___ Data for this task ___
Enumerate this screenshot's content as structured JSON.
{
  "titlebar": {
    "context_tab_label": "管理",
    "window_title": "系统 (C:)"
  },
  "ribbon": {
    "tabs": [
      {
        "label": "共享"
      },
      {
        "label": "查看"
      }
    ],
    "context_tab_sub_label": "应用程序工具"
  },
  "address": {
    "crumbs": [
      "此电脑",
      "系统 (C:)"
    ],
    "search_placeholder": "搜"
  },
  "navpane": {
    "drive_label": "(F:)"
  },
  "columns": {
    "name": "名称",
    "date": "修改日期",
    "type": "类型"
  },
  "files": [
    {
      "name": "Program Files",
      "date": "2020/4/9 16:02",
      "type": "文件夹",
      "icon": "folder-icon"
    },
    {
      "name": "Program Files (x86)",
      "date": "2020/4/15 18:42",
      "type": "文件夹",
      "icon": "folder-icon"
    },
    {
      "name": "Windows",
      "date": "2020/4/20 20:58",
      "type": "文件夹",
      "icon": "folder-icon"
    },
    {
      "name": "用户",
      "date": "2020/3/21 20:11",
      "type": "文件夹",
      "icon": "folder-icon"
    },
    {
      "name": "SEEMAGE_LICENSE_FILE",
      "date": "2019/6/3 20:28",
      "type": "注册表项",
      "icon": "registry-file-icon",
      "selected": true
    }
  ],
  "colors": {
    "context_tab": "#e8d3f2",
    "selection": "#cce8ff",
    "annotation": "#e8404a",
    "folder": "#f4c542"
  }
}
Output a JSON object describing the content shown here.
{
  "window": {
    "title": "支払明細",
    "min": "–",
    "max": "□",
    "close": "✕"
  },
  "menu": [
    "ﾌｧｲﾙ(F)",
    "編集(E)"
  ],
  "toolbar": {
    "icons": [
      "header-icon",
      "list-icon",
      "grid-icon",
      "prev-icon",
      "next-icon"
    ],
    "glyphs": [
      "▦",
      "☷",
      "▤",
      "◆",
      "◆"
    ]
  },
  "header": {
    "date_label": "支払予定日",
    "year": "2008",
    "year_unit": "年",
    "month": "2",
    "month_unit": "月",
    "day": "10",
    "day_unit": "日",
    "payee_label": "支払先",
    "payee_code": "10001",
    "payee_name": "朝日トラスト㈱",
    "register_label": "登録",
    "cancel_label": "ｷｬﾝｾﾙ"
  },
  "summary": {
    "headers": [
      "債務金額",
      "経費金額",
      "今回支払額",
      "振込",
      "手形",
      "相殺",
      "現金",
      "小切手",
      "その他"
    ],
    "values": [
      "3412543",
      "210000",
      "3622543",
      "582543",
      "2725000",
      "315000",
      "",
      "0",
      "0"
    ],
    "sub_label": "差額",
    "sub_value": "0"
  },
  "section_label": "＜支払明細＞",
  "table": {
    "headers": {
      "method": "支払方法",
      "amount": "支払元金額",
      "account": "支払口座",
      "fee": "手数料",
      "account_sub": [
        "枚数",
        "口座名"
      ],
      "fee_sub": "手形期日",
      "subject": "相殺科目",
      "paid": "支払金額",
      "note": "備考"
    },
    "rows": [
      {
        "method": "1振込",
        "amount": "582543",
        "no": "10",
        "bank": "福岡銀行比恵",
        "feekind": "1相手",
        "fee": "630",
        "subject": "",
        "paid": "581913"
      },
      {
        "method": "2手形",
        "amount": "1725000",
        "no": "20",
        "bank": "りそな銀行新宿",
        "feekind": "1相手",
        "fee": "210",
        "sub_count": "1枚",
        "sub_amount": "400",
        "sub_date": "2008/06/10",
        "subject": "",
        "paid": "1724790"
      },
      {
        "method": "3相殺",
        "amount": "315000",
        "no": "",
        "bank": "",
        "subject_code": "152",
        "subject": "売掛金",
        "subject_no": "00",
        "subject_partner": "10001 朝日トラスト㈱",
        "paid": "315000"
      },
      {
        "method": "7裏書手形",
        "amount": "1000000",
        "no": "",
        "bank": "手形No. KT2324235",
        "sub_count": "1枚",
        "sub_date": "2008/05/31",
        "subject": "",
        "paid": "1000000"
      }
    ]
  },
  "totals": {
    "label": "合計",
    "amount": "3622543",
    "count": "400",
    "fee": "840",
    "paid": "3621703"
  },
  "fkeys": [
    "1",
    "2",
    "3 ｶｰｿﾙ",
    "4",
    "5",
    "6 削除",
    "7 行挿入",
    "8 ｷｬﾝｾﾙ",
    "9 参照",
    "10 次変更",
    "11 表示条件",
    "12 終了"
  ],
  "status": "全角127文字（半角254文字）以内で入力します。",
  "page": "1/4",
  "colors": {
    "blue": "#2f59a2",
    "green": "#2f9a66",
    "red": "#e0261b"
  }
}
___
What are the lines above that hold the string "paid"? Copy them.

      "paid": "支払金額",
        "paid": "581913"
        "paid": "1724790"
        "paid": "315000"
        "paid": "1000000"
    "paid": "3621703"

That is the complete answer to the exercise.